(Input material Opens)

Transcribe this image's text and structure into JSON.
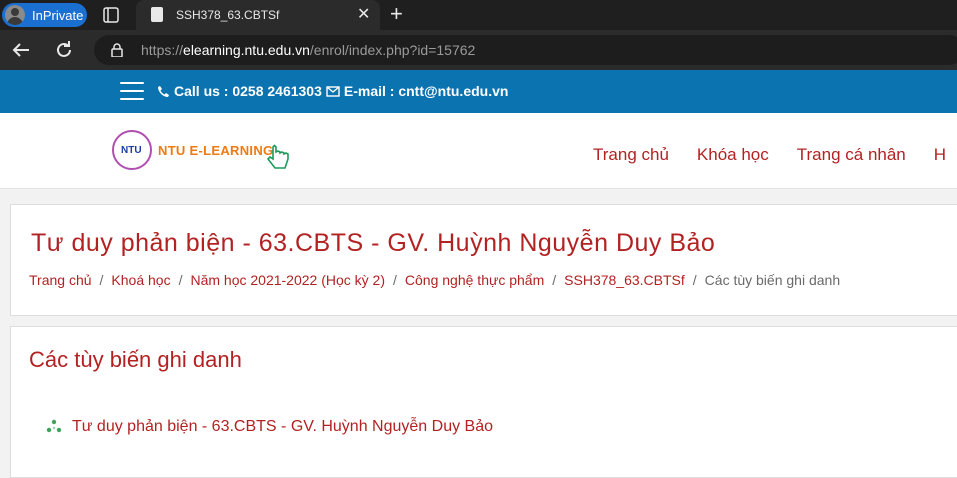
{
  "browser": {
    "inprivate_label": "InPrivate",
    "tab_title": "SSH378_63.CBTSf",
    "close_glyph": "✕",
    "newtab_glyph": "+",
    "url_prefix": "https://",
    "url_host": "elearning.ntu.edu.vn",
    "url_path": "/enrol/index.php?id=15762"
  },
  "site": {
    "contact_text": "Call us : 0258 2461303",
    "email_text": "E-mail : cntt@ntu.edu.vn",
    "logo_mark": "NTU",
    "logo_text": "NTU E-LEARNING",
    "nav": [
      "Trang chủ",
      "Khóa học",
      "Trang cá nhân",
      "H"
    ],
    "brand_color": "#0b73b0",
    "accent_color": "#b22222"
  },
  "page": {
    "title": "Tư duy phản biện - 63.CBTS - GV. Huỳnh Nguyễn Duy Bảo",
    "breadcrumb": [
      "Trang chủ",
      "Khoá học",
      "Năm học 2021-2022 (Học kỳ 2)",
      "Công nghệ thực phẩm",
      "SSH378_63.CBTSf"
    ],
    "breadcrumb_current": "Các tùy biến ghi danh",
    "section_title": "Các tùy biến ghi danh",
    "course_link": "Tư duy phản biện - 63.CBTS - GV. Huỳnh Nguyễn Duy Bảo",
    "course_link_2": "... ... ..."
  }
}
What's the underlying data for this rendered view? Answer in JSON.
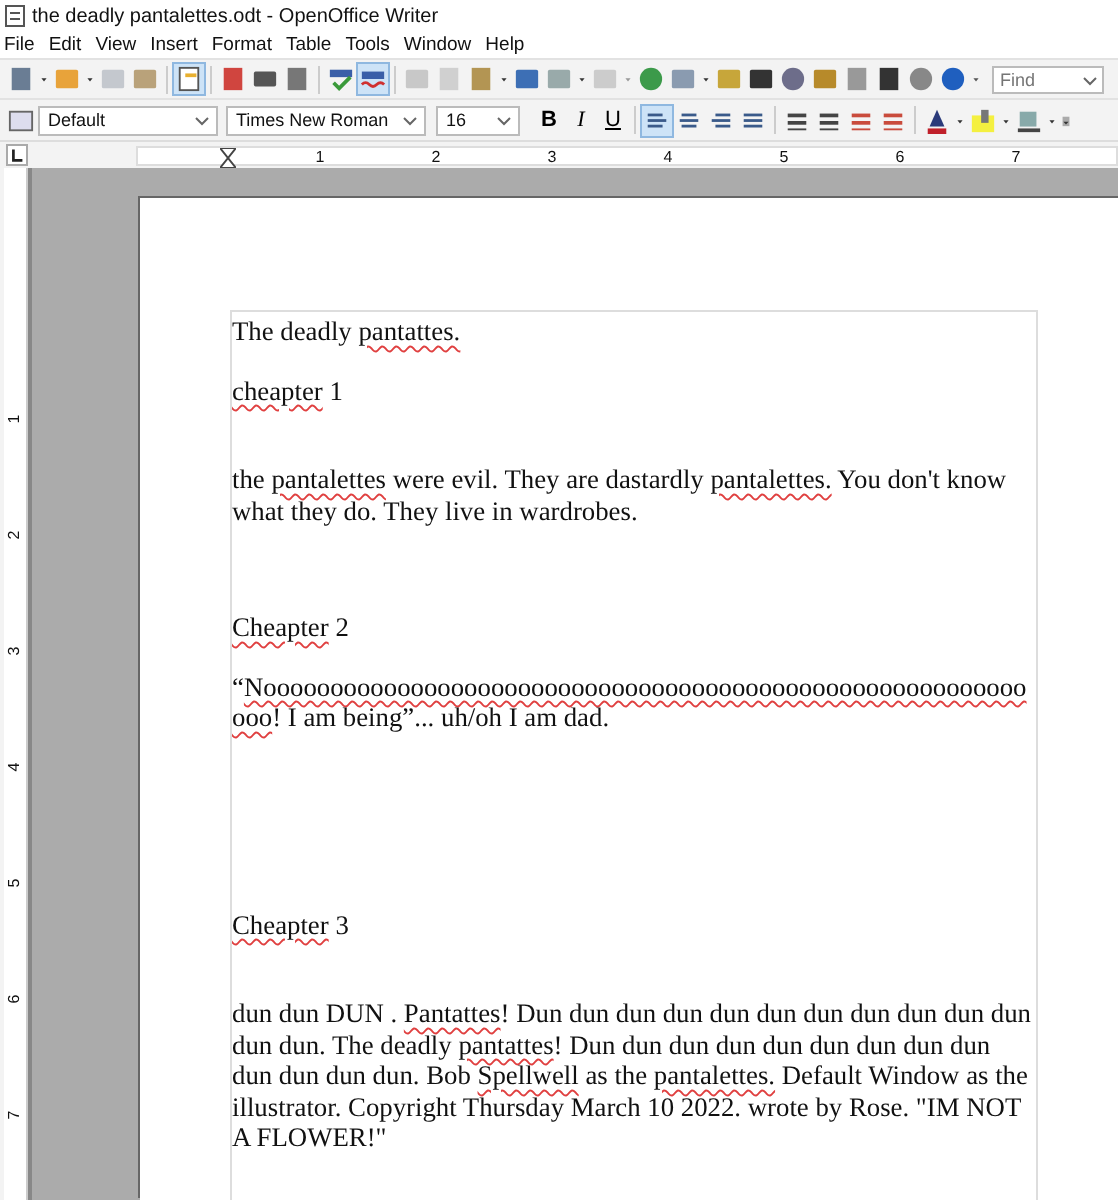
{
  "window": {
    "title": "the deadly pantalettes.odt - OpenOffice Writer"
  },
  "menu": [
    "File",
    "Edit",
    "View",
    "Insert",
    "Format",
    "Table",
    "Tools",
    "Window",
    "Help"
  ],
  "standard_toolbar": {
    "edit_mode_on": true,
    "autospellcheck_on": true,
    "find": {
      "placeholder": "Find"
    }
  },
  "formatting_toolbar": {
    "paragraph_style": "Default",
    "font_name": "Times New Roman",
    "font_size": "16",
    "format_buttons": [
      "B",
      "I",
      "U"
    ],
    "alignment_buttons": [
      {
        "kind": "left",
        "selected": true
      },
      {
        "kind": "center",
        "selected": false
      },
      {
        "kind": "right",
        "selected": false
      },
      {
        "kind": "justify",
        "selected": false
      }
    ]
  },
  "ruler": {
    "labels": [
      "1",
      "2",
      "3",
      "4",
      "5",
      "6",
      "7"
    ]
  },
  "vertical_ruler": {
    "labels": [
      "1",
      "2",
      "3",
      "4",
      "5",
      "6",
      "7"
    ]
  },
  "document": {
    "paragraphs": [
      {
        "segments": [
          {
            "text": "The deadly ",
            "misspelled": false
          },
          {
            "text": "pantattes.",
            "misspelled": true
          }
        ]
      },
      {
        "segments": [
          {
            "text": "cheapter",
            "misspelled": true
          },
          {
            "text": " 1",
            "misspelled": false
          }
        ]
      },
      {
        "segments": [
          {
            "text": "the ",
            "misspelled": false
          },
          {
            "text": "pantalettes",
            "misspelled": true
          },
          {
            "text": " were evil. They are dastardly ",
            "misspelled": false
          },
          {
            "text": "pantalettes.",
            "misspelled": true
          },
          {
            "text": " You don't know what they do. They live in wardrobes.",
            "misspelled": false
          }
        ]
      },
      {
        "segments": [
          {
            "text": "Cheapter",
            "misspelled": true
          },
          {
            "text": " 2",
            "misspelled": false
          }
        ]
      },
      {
        "segments": [
          {
            "text": "“",
            "misspelled": false
          },
          {
            "text": "Noooooooooooooooooooooooooooooooooooooooooooooooooooooooooooo",
            "misspelled": true
          },
          {
            "text": "! I am being”... uh/oh I am dad.",
            "misspelled": false
          }
        ]
      },
      {
        "segments": [
          {
            "text": "Cheapter",
            "misspelled": true
          },
          {
            "text": " 3",
            "misspelled": false
          }
        ]
      },
      {
        "segments": [
          {
            "text": "dun dun DUN . ",
            "misspelled": false
          },
          {
            "text": "Pantattes",
            "misspelled": true
          },
          {
            "text": "! Dun dun dun dun dun dun dun dun dun dun dun dun dun. The deadly ",
            "misspelled": false
          },
          {
            "text": "pantattes",
            "misspelled": true
          },
          {
            "text": "! Dun dun dun dun dun dun dun dun dun dun dun dun dun. Bob ",
            "misspelled": false
          },
          {
            "text": "Spellwell",
            "misspelled": true
          },
          {
            "text": " as the ",
            "misspelled": false
          },
          {
            "text": "pantalettes.",
            "misspelled": true
          },
          {
            "text": " Default Window as the illustrator. Copyright Thursday March 10 2022. wrote by Rose. \"IM NOT A FLOWER!\"",
            "misspelled": false
          }
        ]
      }
    ]
  }
}
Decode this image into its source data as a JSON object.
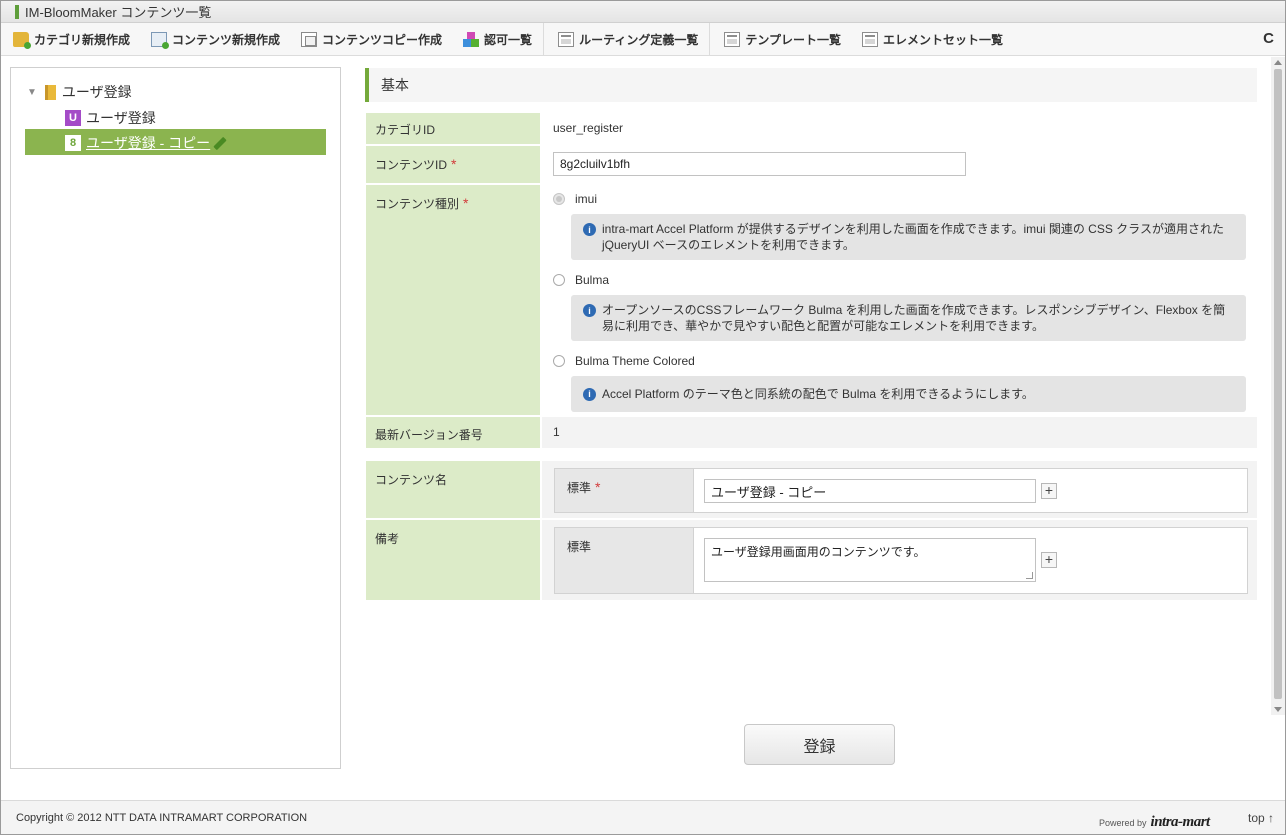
{
  "window": {
    "title": "IM-BloomMaker コンテンツ一覧"
  },
  "toolbar": {
    "items": [
      {
        "label": "カテゴリ新規作成",
        "icon": "folder-add-icon"
      },
      {
        "label": "コンテンツ新規作成",
        "icon": "content-add-icon"
      },
      {
        "label": "コンテンツコピー作成",
        "icon": "copy-icon"
      },
      {
        "label": "認可一覧",
        "icon": "permission-icon"
      },
      {
        "label": "ルーティング定義一覧",
        "icon": "window-icon"
      },
      {
        "label": "テンプレート一覧",
        "icon": "window-icon"
      },
      {
        "label": "エレメントセット一覧",
        "icon": "window-icon"
      }
    ],
    "refresh_glyph": "C"
  },
  "tree": {
    "toggle": "▼",
    "root": "ユーザ登録",
    "children": [
      {
        "badge": "U",
        "label": "ユーザ登録"
      },
      {
        "badge": "8",
        "label": "ユーザ登録 - コピー"
      }
    ]
  },
  "section": {
    "title": "基本"
  },
  "form": {
    "category_id": {
      "label": "カテゴリID",
      "value": "user_register"
    },
    "content_id": {
      "label": "コンテンツID",
      "required": "*",
      "value": "8g2cluilv1bfh"
    },
    "content_type": {
      "label": "コンテンツ種別",
      "required": "*",
      "options": [
        {
          "label": "imui",
          "info": "intra-mart Accel Platform が提供するデザインを利用した画面を作成できます。imui 関連の CSS クラスが適用された jQueryUI ベースのエレメントを利用できます。"
        },
        {
          "label": "Bulma",
          "info": "オープンソースのCSSフレームワーク Bulma を利用した画面を作成できます。レスポンシブデザイン、Flexbox を簡易に利用でき、華やかで見やすい配色と配置が可能なエレメントを利用できます。"
        },
        {
          "label": "Bulma Theme Colored",
          "info": "Accel Platform のテーマ色と同系統の配色で Bulma を利用できるようにします。"
        }
      ]
    },
    "latest_version": {
      "label": "最新バージョン番号",
      "value": "1"
    },
    "content_name": {
      "label": "コンテンツ名",
      "sub_label": "標準",
      "required": "*",
      "value": "ユーザ登録 - コピー"
    },
    "remarks": {
      "label": "備考",
      "sub_label": "標準",
      "value": "ユーザ登録用画面用のコンテンツです。"
    },
    "plus": "+"
  },
  "submit": {
    "label": "登録"
  },
  "footer": {
    "copyright": "Copyright © 2012 NTT DATA INTRAMART CORPORATION",
    "powered_by": "Powered by",
    "logo": "intra-mart",
    "top_link": "top ↑"
  },
  "colors": {
    "accent": "#74a93a",
    "label_bg": "#dcebc8",
    "selected": "#8bb44f"
  }
}
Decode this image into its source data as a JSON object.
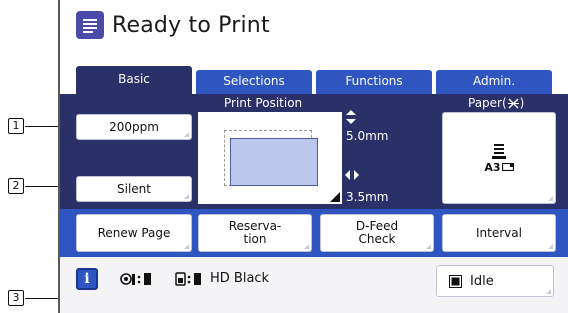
{
  "title": "Ready to Print",
  "tabs": [
    {
      "label": "Basic",
      "active": true
    },
    {
      "label": "Selections",
      "active": false
    },
    {
      "label": "Functions",
      "active": false
    },
    {
      "label": "Admin.",
      "active": false
    }
  ],
  "speed_button": "200ppm",
  "silent_button": "Silent",
  "print_position": {
    "label": "Print Position",
    "vertical_offset": "5.0mm",
    "horizontal_offset": "3.5mm"
  },
  "paper": {
    "label": "Paper(",
    "label_close": ")",
    "size": "A3"
  },
  "action_buttons": [
    {
      "line1": "Renew Page",
      "line2": ""
    },
    {
      "line1": "Reserva-",
      "line2": "tion"
    },
    {
      "line1": "D-Feed",
      "line2": "Check"
    },
    {
      "line1": "Interval",
      "line2": ""
    }
  ],
  "status_bar": {
    "ink_label": "HD Black",
    "idle_label": "Idle"
  },
  "callouts": [
    "1",
    "2",
    "3"
  ],
  "colors": {
    "dark_panel": "#2a3068",
    "blue_panel": "#2f55c0",
    "title_icon": "#4a4aa8"
  },
  "icons": [
    "document-list-icon",
    "up-down-arrow-icon",
    "left-right-arrow-icon",
    "paper-tray-icon",
    "info-icon",
    "master-icon",
    "ink-icon",
    "idle-indicator-icon"
  ]
}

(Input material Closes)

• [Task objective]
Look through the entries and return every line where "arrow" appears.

• [Worked solution]
    "up-down-arrow-icon",
    "left-right-arrow-icon",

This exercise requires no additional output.